**Problem statement**
No images, please. Copy each entry below exactly as it reads.
---- Input
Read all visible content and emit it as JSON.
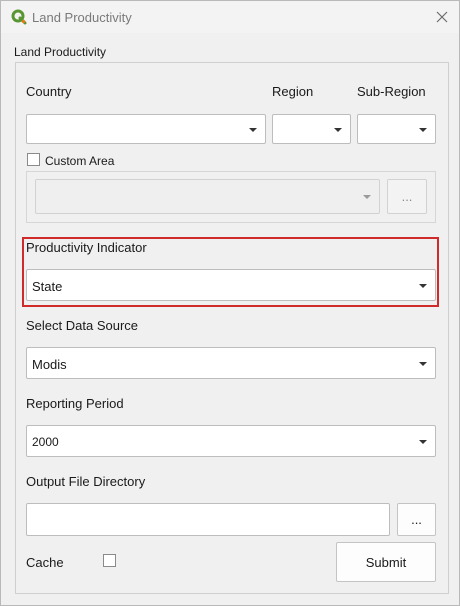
{
  "window": {
    "title": "Land Productivity",
    "close_symbol": "✕"
  },
  "group": {
    "title": "Land Productivity"
  },
  "country": {
    "label": "Country",
    "value": ""
  },
  "region": {
    "label": "Region",
    "value": ""
  },
  "subregion": {
    "label": "Sub-Region",
    "value": ""
  },
  "custom_area": {
    "label": "Custom Area",
    "checked": false,
    "value": "",
    "browse_label": "..."
  },
  "productivity_indicator": {
    "label": "Productivity Indicator",
    "value": "State"
  },
  "data_source": {
    "label": "Select Data Source",
    "value": "Modis"
  },
  "reporting_period": {
    "label": "Reporting Period",
    "value": "2000"
  },
  "output_dir": {
    "label": "Output File Directory",
    "value": "",
    "browse_label": "..."
  },
  "cache": {
    "label": "Cache",
    "checked": false
  },
  "submit": {
    "label": "Submit"
  },
  "colors": {
    "highlight": "#d02a2a",
    "qgis_green": "#589632",
    "qgis_yellow": "#ee7913"
  },
  "icons": {
    "app": "qgis-logo-icon",
    "close": "close-icon",
    "dropdown": "chevron-down-icon"
  }
}
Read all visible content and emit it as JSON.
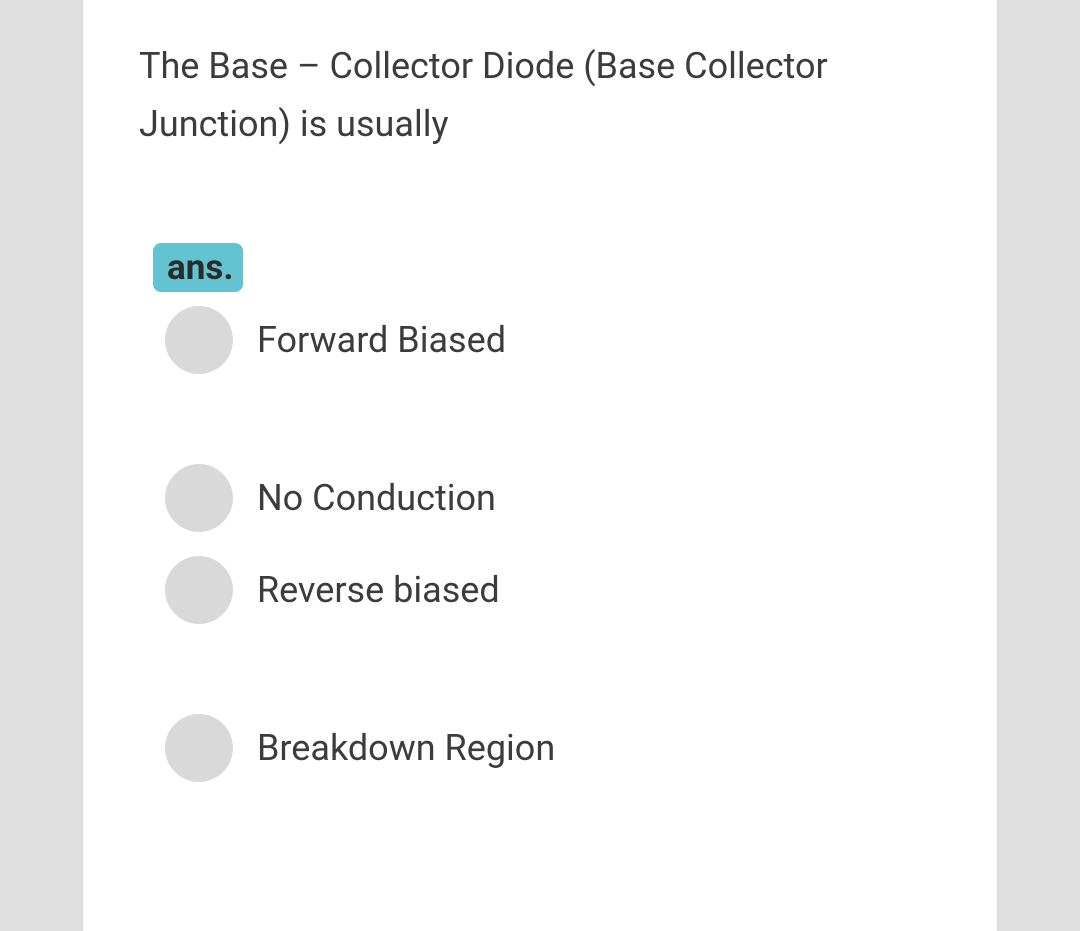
{
  "question": "The Base – Collector Diode (Base Collector Junction) is usually",
  "answerLabel": "ans.",
  "options": [
    {
      "text": "Forward Biased"
    },
    {
      "text": "No Conduction"
    },
    {
      "text": "Reverse biased"
    },
    {
      "text": "Breakdown Region"
    }
  ]
}
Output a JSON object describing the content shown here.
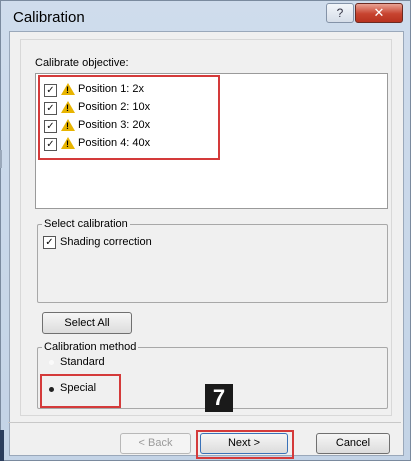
{
  "window": {
    "title": "Calibration",
    "help_label": "?",
    "close_label": "✕"
  },
  "objective": {
    "label": "Calibrate objective:",
    "items": [
      {
        "label": "Position 1: 2x",
        "checked": true
      },
      {
        "label": "Position 2: 10x",
        "checked": true
      },
      {
        "label": "Position 3: 20x",
        "checked": true
      },
      {
        "label": "Position 4: 40x",
        "checked": true
      }
    ],
    "check_mark": "✓",
    "warn_mark": "!"
  },
  "select_calibration": {
    "legend": "Select calibration",
    "shading_label": "Shading correction",
    "shading_checked": true,
    "check_mark": "✓"
  },
  "buttons": {
    "select_all": "Select All",
    "back": "< Back",
    "next": "Next >",
    "cancel": "Cancel"
  },
  "calibration_method": {
    "legend": "Calibration method",
    "options": [
      "Standard",
      "Special"
    ],
    "selected": "Special"
  },
  "step_badge": "7",
  "colors": {
    "highlight": "#d43a3a",
    "warning": "#e8b400",
    "close_button": "#c7432f"
  }
}
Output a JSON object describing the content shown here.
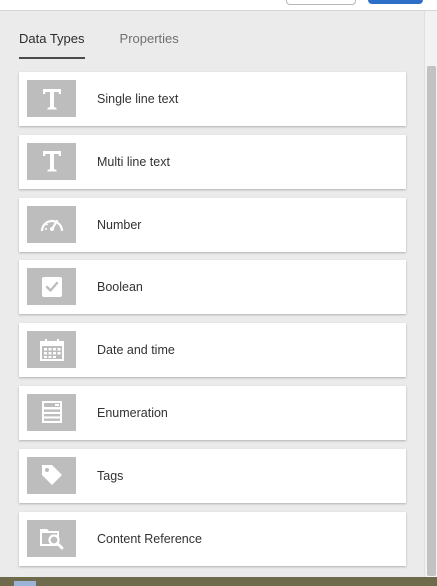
{
  "tabs": [
    {
      "label": "Data Types",
      "active": true
    },
    {
      "label": "Properties",
      "active": false
    }
  ],
  "data_types": [
    {
      "label": "Single line text",
      "icon": "text-t-icon"
    },
    {
      "label": "Multi line text",
      "icon": "text-t-icon"
    },
    {
      "label": "Number",
      "icon": "gauge-icon"
    },
    {
      "label": "Boolean",
      "icon": "checkbox-icon"
    },
    {
      "label": "Date and time",
      "icon": "calendar-icon"
    },
    {
      "label": "Enumeration",
      "icon": "list-enumeration-icon"
    },
    {
      "label": "Tags",
      "icon": "tag-icon"
    },
    {
      "label": "Content Reference",
      "icon": "folder-search-icon"
    }
  ],
  "colors": {
    "icon_bg": "#bdbdbd",
    "primary_button": "#2d6ec9"
  }
}
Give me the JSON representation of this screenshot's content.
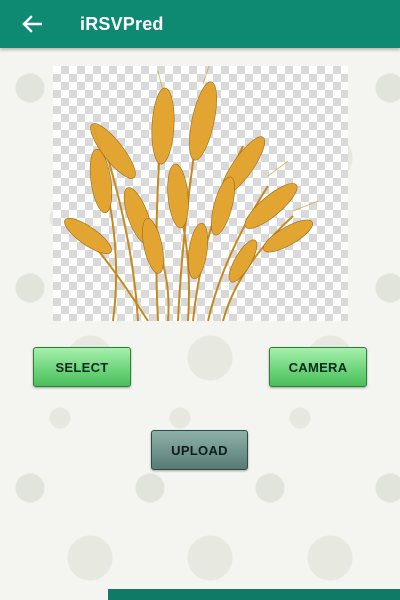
{
  "appbar": {
    "title": "iRSVPred",
    "back_icon": "arrow-left-icon",
    "color": "#0f8a72"
  },
  "preview": {
    "image_description_icon": "wheat-image"
  },
  "buttons": {
    "select_label": "SELECT",
    "camera_label": "CAMERA",
    "upload_label": "UPLOAD"
  },
  "colors": {
    "green_button": "#6fd57c",
    "gray_button": "#6c918a",
    "bottom_bar": "#0f7a66"
  }
}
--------
**Problem solution**
Read all visible content and emit it as JSON.
{
  "window": {
    "title": "Land Productivity",
    "close_symbol": "✕"
  },
  "group": {
    "title": "Land Productivity"
  },
  "country": {
    "label": "Country",
    "value": ""
  },
  "region": {
    "label": "Region",
    "value": ""
  },
  "subregion": {
    "label": "Sub-Region",
    "value": ""
  },
  "custom_area": {
    "label": "Custom Area",
    "checked": false,
    "value": "",
    "browse_label": "..."
  },
  "productivity_indicator": {
    "label": "Productivity Indicator",
    "value": "State"
  },
  "data_source": {
    "label": "Select Data Source",
    "value": "Modis"
  },
  "reporting_period": {
    "label": "Reporting Period",
    "value": "2000"
  },
  "output_dir": {
    "label": "Output File Directory",
    "value": "",
    "browse_label": "..."
  },
  "cache": {
    "label": "Cache",
    "checked": false
  },
  "submit": {
    "label": "Submit"
  },
  "colors": {
    "highlight": "#d02a2a",
    "qgis_green": "#589632",
    "qgis_yellow": "#ee7913"
  },
  "icons": {
    "app": "qgis-logo-icon",
    "close": "close-icon",
    "dropdown": "chevron-down-icon"
  }
}
Read all visible content and emit it as JSON.
{
  "question": "The Base – Collector Diode (Base Collector Junction) is usually",
  "answerLabel": "ans.",
  "options": [
    {
      "text": "Forward Biased"
    },
    {
      "text": "No Conduction"
    },
    {
      "text": "Reverse biased"
    },
    {
      "text": "Breakdown Region"
    }
  ]
}
Output a JSON object describing the content shown here.
{
  "window": {
    "title": "Calibration",
    "help_label": "?",
    "close_label": "✕"
  },
  "objective": {
    "label": "Calibrate objective:",
    "items": [
      {
        "label": "Position 1: 2x",
        "checked": true
      },
      {
        "label": "Position 2: 10x",
        "checked": true
      },
      {
        "label": "Position 3: 20x",
        "checked": true
      },
      {
        "label": "Position 4: 40x",
        "checked": true
      }
    ],
    "check_mark": "✓",
    "warn_mark": "!"
  },
  "select_calibration": {
    "legend": "Select calibration",
    "shading_label": "Shading correction",
    "shading_checked": true,
    "check_mark": "✓"
  },
  "buttons": {
    "select_all": "Select All",
    "back": "< Back",
    "next": "Next >",
    "cancel": "Cancel"
  },
  "calibration_method": {
    "legend": "Calibration method",
    "options": [
      "Standard",
      "Special"
    ],
    "selected": "Special"
  },
  "step_badge": "7",
  "colors": {
    "highlight": "#d43a3a",
    "warning": "#e8b400",
    "close_button": "#c7432f"
  }
}
Output a JSON object describing the content shown here.
{
  "tabs": [
    {
      "label": "Data Types",
      "active": true
    },
    {
      "label": "Properties",
      "active": false
    }
  ],
  "data_types": [
    {
      "label": "Single line text",
      "icon": "text-t-icon"
    },
    {
      "label": "Multi line text",
      "icon": "text-t-icon"
    },
    {
      "label": "Number",
      "icon": "gauge-icon"
    },
    {
      "label": "Boolean",
      "icon": "checkbox-icon"
    },
    {
      "label": "Date and time",
      "icon": "calendar-icon"
    },
    {
      "label": "Enumeration",
      "icon": "list-enumeration-icon"
    },
    {
      "label": "Tags",
      "icon": "tag-icon"
    },
    {
      "label": "Content Reference",
      "icon": "folder-search-icon"
    }
  ],
  "colors": {
    "icon_bg": "#bdbdbd",
    "primary_button": "#2d6ec9"
  }
}
Give me the JSON representation of this screenshot's content.
{
  "appbar": {
    "title": "iRSVPred",
    "back_icon": "arrow-left-icon",
    "color": "#0f8a72"
  },
  "preview": {
    "image_description_icon": "wheat-image"
  },
  "buttons": {
    "select_label": "SELECT",
    "camera_label": "CAMERA",
    "upload_label": "UPLOAD"
  },
  "colors": {
    "green_button": "#6fd57c",
    "gray_button": "#6c918a",
    "bottom_bar": "#0f7a66"
  }
}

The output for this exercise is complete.